Search the entries for the word "cover" and pull out each line that has it.
*** Opening RECORDED INFORMATION ***
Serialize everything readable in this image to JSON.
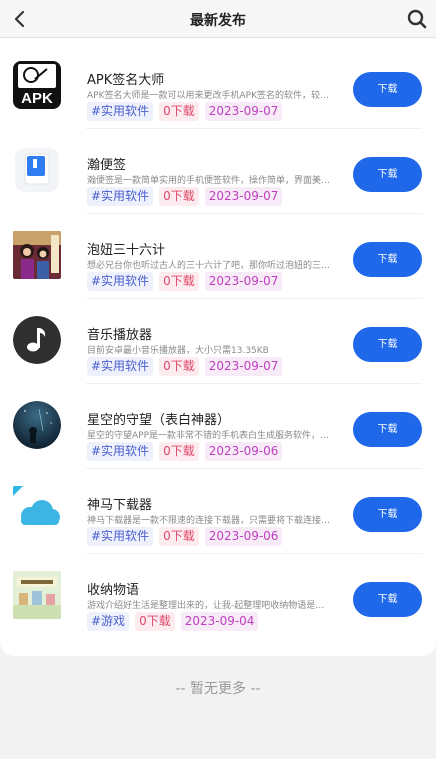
{
  "header": {
    "title": "最新发布",
    "back_icon": "chevron-left-icon",
    "search_icon": "search-icon"
  },
  "apps": [
    {
      "name": "APK签名大师",
      "desc": "APK签名大师是一款可以用来更改手机APK签名的软件，较…",
      "category": "#实用软件",
      "downloads": "0下载",
      "date": "2023-09-07",
      "button": "下载",
      "icon": "apk-icon"
    },
    {
      "name": "瀚便签",
      "desc": "瀚便签是一款简单实用的手机便签软件，操作简单，界面美…",
      "category": "#实用软件",
      "downloads": "0下载",
      "date": "2023-09-07",
      "button": "下载",
      "icon": "note-icon"
    },
    {
      "name": "泡妞三十六计",
      "desc": "想必兄台你也听过古人的三十六计了吧，那你听过泡妞的三…",
      "category": "#实用软件",
      "downloads": "0下载",
      "date": "2023-09-07",
      "button": "下载",
      "icon": "book-cover-icon"
    },
    {
      "name": "音乐播放器",
      "desc": "目前安卓最小音乐播放器，大小只需13.35KB",
      "category": "#实用软件",
      "downloads": "0下载",
      "date": "2023-09-07",
      "button": "下载",
      "icon": "music-note-icon"
    },
    {
      "name": "星空的守望（表白神器）",
      "desc": "星空的守望APP是一款非常不错的手机表白生成服务软件，…",
      "category": "#实用软件",
      "downloads": "0下载",
      "date": "2023-09-06",
      "button": "下载",
      "icon": "starry-sky-icon"
    },
    {
      "name": "神马下载器",
      "desc": "神马下载器是一款不限速的连接下载器，只需要将下载连接…",
      "category": "#实用软件",
      "downloads": "0下载",
      "date": "2023-09-06",
      "button": "下载",
      "icon": "cloud-icon"
    },
    {
      "name": "收纳物语",
      "desc": "游戏介绍好生活是整理出来的，让我-起整理吧收纳物语是…",
      "category": "#游戏",
      "downloads": "0下载",
      "date": "2023-09-04",
      "button": "下载",
      "icon": "game-cover-icon"
    }
  ],
  "footer": {
    "text": "-- 暂无更多 --"
  },
  "colors": {
    "accent": "#1f68ea",
    "category": "#4a5fd0",
    "downloads": "#e0486a",
    "date": "#c040c0"
  }
}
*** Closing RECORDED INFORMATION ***
_TASK OUTPUT:_
      "icon": "book-cover-icon"
      "icon": "game-cover-icon"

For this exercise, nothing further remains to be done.